#### Records shown:
<<<<

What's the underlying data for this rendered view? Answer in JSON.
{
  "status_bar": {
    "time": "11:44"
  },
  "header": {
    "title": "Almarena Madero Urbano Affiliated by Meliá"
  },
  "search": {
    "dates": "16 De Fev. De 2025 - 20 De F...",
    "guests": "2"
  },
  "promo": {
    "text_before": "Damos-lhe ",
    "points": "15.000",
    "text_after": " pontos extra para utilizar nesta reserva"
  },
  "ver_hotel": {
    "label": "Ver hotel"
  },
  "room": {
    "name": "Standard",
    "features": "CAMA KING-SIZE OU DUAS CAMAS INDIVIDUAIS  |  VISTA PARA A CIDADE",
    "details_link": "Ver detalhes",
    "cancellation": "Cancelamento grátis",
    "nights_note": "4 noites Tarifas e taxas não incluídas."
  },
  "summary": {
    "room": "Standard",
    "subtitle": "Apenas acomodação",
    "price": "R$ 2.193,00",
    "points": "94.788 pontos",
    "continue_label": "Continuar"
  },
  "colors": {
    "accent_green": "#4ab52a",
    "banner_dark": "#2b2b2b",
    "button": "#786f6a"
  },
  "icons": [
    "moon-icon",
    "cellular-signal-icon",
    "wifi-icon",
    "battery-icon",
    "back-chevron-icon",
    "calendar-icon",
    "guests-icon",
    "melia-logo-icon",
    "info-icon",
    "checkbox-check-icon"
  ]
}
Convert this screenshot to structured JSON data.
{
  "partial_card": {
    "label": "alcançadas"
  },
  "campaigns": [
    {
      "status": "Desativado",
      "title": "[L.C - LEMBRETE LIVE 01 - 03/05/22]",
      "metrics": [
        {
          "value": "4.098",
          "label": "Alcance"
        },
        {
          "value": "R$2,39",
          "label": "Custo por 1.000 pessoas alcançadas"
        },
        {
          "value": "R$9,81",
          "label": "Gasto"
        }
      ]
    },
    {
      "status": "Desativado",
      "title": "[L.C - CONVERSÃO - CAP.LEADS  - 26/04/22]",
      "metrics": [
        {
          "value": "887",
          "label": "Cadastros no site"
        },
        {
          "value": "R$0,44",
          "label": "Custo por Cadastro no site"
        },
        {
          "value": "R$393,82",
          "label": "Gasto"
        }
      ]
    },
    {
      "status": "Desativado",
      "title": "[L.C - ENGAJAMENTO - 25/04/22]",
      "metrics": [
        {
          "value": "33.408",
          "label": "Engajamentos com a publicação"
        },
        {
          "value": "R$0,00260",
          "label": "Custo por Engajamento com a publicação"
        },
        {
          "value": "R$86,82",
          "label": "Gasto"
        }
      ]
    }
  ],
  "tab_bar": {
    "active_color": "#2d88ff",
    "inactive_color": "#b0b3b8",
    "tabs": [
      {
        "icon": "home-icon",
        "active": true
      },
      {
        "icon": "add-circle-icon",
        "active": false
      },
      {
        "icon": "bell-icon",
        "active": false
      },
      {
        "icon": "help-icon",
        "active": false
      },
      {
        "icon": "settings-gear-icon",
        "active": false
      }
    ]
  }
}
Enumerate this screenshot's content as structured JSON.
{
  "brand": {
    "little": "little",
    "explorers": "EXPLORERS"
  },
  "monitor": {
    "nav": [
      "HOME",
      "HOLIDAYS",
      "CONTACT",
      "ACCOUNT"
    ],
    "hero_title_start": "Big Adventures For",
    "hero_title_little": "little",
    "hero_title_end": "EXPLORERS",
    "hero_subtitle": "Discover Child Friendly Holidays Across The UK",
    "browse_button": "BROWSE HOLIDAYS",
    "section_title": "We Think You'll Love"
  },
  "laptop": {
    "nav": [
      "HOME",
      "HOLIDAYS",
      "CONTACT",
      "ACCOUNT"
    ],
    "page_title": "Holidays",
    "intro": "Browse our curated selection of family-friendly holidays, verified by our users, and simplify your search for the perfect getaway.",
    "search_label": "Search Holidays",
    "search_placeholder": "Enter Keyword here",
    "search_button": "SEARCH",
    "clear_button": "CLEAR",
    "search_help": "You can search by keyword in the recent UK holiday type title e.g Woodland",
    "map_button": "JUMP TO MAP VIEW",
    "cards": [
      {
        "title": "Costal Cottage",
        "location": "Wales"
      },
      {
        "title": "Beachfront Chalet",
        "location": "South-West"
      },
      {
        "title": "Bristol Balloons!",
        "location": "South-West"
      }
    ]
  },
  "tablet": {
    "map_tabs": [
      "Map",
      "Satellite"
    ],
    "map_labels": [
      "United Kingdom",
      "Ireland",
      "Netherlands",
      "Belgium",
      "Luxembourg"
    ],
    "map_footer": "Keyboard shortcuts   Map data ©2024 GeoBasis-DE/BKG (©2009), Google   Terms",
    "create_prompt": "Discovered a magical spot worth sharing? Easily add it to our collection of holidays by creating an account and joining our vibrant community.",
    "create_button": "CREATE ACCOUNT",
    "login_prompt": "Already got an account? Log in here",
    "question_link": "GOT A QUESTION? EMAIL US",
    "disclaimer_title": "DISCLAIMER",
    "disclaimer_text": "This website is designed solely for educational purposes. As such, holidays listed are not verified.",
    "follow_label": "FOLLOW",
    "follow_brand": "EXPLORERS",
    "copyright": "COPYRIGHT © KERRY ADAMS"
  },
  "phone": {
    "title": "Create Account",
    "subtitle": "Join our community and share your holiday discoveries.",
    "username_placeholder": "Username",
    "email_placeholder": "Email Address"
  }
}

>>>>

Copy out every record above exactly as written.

#### Solution to this exercise:
What's the underlying data for this rendered view? Answer in JSON.
{
  "status_bar": {
    "time": "11:44"
  },
  "header": {
    "title": "Almarena Madero Urbano Affiliated by Meliá"
  },
  "search": {
    "dates": "16 De Fev. De 2025 - 20 De F...",
    "guests": "2"
  },
  "promo": {
    "text_before": "Damos-lhe ",
    "points": "15.000",
    "text_after": " pontos extra para utilizar nesta reserva"
  },
  "ver_hotel": {
    "label": "Ver hotel"
  },
  "room": {
    "name": "Standard",
    "features": "CAMA KING-SIZE OU DUAS CAMAS INDIVIDUAIS  |  VISTA PARA A CIDADE",
    "details_link": "Ver detalhes",
    "cancellation": "Cancelamento grátis",
    "nights_note": "4 noites Tarifas e taxas não incluídas."
  },
  "summary": {
    "room": "Standard",
    "subtitle": "Apenas acomodação",
    "price": "R$ 2.193,00",
    "points": "94.788 pontos",
    "continue_label": "Continuar"
  },
  "colors": {
    "accent_green": "#4ab52a",
    "banner_dark": "#2b2b2b",
    "button": "#786f6a"
  },
  "icons": [
    "moon-icon",
    "cellular-signal-icon",
    "wifi-icon",
    "battery-icon",
    "back-chevron-icon",
    "calendar-icon",
    "guests-icon",
    "melia-logo-icon",
    "info-icon",
    "checkbox-check-icon"
  ]
}
Convert this screenshot to structured JSON data.
{
  "partial_card": {
    "label": "alcançadas"
  },
  "campaigns": [
    {
      "status": "Desativado",
      "title": "[L.C - LEMBRETE LIVE 01 - 03/05/22]",
      "metrics": [
        {
          "value": "4.098",
          "label": "Alcance"
        },
        {
          "value": "R$2,39",
          "label": "Custo por 1.000 pessoas alcançadas"
        },
        {
          "value": "R$9,81",
          "label": "Gasto"
        }
      ]
    },
    {
      "status": "Desativado",
      "title": "[L.C - CONVERSÃO - CAP.LEADS  - 26/04/22]",
      "metrics": [
        {
          "value": "887",
          "label": "Cadastros no site"
        },
        {
          "value": "R$0,44",
          "label": "Custo por Cadastro no site"
        },
        {
          "value": "R$393,82",
          "label": "Gasto"
        }
      ]
    },
    {
      "status": "Desativado",
      "title": "[L.C - ENGAJAMENTO - 25/04/22]",
      "metrics": [
        {
          "value": "33.408",
          "label": "Engajamentos com a publicação"
        },
        {
          "value": "R$0,00260",
          "label": "Custo por Engajamento com a publicação"
        },
        {
          "value": "R$86,82",
          "label": "Gasto"
        }
      ]
    }
  ],
  "tab_bar": {
    "active_color": "#2d88ff",
    "inactive_color": "#b0b3b8",
    "tabs": [
      {
        "icon": "home-icon",
        "active": true
      },
      {
        "icon": "add-circle-icon",
        "active": false
      },
      {
        "icon": "bell-icon",
        "active": false
      },
      {
        "icon": "help-icon",
        "active": false
      },
      {
        "icon": "settings-gear-icon",
        "active": false
      }
    ]
  }
}
Enumerate this screenshot's content as structured JSON.
{
  "brand": {
    "little": "little",
    "explorers": "EXPLORERS"
  },
  "monitor": {
    "nav": [
      "HOME",
      "HOLIDAYS",
      "CONTACT",
      "ACCOUNT"
    ],
    "hero_title_start": "Big Adventures For",
    "hero_title_little": "little",
    "hero_title_end": "EXPLORERS",
    "hero_subtitle": "Discover Child Friendly Holidays Across The UK",
    "browse_button": "BROWSE HOLIDAYS",
    "section_title": "We Think You'll Love"
  },
  "laptop": {
    "nav": [
      "HOME",
      "HOLIDAYS",
      "CONTACT",
      "ACCOUNT"
    ],
    "page_title": "Holidays",
    "intro": "Browse our curated selection of family-friendly holidays, verified by our users, and simplify your search for the perfect getaway.",
    "search_label": "Search Holidays",
    "search_placeholder": "Enter Keyword here",
    "search_button": "SEARCH",
    "clear_button": "CLEAR",
    "search_help": "You can search by keyword in the recent UK holiday type title e.g Woodland",
    "map_button": "JUMP TO MAP VIEW",
    "cards": [
      {
        "title": "Costal Cottage",
        "location": "Wales"
      },
      {
        "title": "Beachfront Chalet",
        "location": "South-West"
      },
      {
        "title": "Bristol Balloons!",
        "location": "South-West"
      }
    ]
  },
  "tablet": {
    "map_tabs": [
      "Map",
      "Satellite"
    ],
    "map_labels": [
      "United Kingdom",
      "Ireland",
      "Netherlands",
      "Belgium",
      "Luxembourg"
    ],
    "map_footer": "Keyboard shortcuts   Map data ©2024 GeoBasis-DE/BKG (©2009), Google   Terms",
    "create_prompt": "Discovered a magical spot worth sharing? Easily add it to our collection of holidays by creating an account and joining our vibrant community.",
    "create_button": "CREATE ACCOUNT",
    "login_prompt": "Already got an account? Log in here",
    "question_link": "GOT A QUESTION? EMAIL US",
    "disclaimer_title": "DISCLAIMER",
    "disclaimer_text": "This website is designed solely for educational purposes. As such, holidays listed are not verified.",
    "follow_label": "FOLLOW",
    "follow_brand": "EXPLORERS",
    "copyright": "COPYRIGHT © KERRY ADAMS"
  },
  "phone": {
    "title": "Create Account",
    "subtitle": "Join our community and share your holiday discoveries.",
    "username_placeholder": "Username",
    "email_placeholder": "Email Address"
  }
}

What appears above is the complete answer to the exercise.